*** Data for processing Section Begins ***

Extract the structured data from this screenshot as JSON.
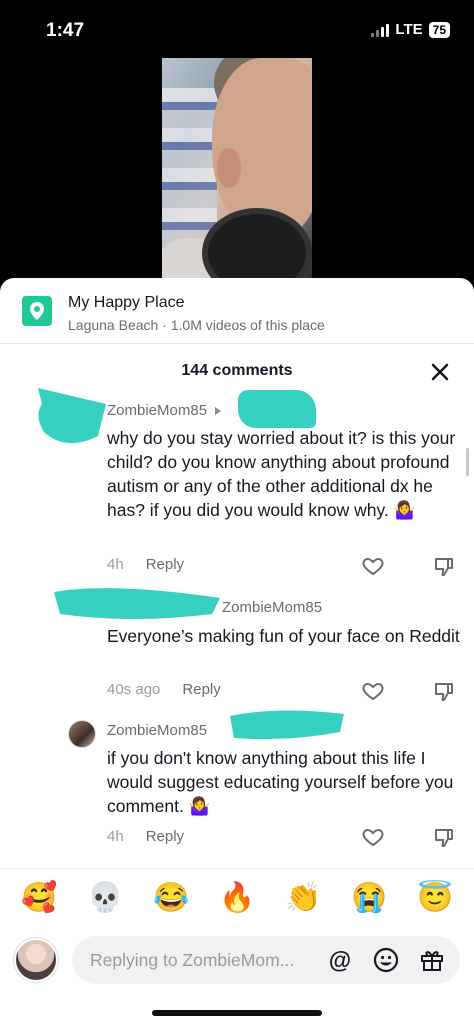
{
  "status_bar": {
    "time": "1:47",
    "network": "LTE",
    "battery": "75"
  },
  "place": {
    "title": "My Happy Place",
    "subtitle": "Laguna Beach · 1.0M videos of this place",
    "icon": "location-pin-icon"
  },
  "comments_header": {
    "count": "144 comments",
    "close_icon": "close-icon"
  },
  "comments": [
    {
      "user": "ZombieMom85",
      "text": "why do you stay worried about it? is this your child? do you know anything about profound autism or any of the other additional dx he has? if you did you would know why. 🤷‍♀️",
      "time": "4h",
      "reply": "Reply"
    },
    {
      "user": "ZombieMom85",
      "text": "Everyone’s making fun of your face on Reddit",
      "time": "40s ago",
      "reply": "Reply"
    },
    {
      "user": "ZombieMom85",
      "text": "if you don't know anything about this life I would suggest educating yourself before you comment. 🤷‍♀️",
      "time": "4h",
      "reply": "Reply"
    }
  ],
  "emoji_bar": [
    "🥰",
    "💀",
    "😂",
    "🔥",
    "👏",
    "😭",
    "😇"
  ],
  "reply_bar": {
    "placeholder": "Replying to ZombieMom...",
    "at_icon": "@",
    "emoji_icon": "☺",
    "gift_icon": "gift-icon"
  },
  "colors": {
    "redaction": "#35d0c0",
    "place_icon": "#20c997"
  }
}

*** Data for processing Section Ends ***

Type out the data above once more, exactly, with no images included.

Extract the structured data from this screenshot as JSON.
{
  "status_bar": {
    "time": "1:47",
    "network": "LTE",
    "battery": "75"
  },
  "place": {
    "title": "My Happy Place",
    "subtitle": "Laguna Beach · 1.0M videos of this place",
    "icon": "location-pin-icon"
  },
  "comments_header": {
    "count": "144 comments",
    "close_icon": "close-icon"
  },
  "comments": [
    {
      "user": "ZombieMom85",
      "text": "why do you stay worried about it? is this your child? do you know anything about profound autism or any of the other additional dx he has? if you did you would know why. 🤷‍♀️",
      "time": "4h",
      "reply": "Reply"
    },
    {
      "user": "ZombieMom85",
      "text": "Everyone’s making fun of your face on Reddit",
      "time": "40s ago",
      "reply": "Reply"
    },
    {
      "user": "ZombieMom85",
      "text": "if you don't know anything about this life I would suggest educating yourself before you comment. 🤷‍♀️",
      "time": "4h",
      "reply": "Reply"
    }
  ],
  "emoji_bar": [
    "🥰",
    "💀",
    "😂",
    "🔥",
    "👏",
    "😭",
    "😇"
  ],
  "reply_bar": {
    "placeholder": "Replying to ZombieMom...",
    "at_icon": "@",
    "emoji_icon": "☺",
    "gift_icon": "gift-icon"
  },
  "colors": {
    "redaction": "#35d0c0",
    "place_icon": "#20c997"
  }
}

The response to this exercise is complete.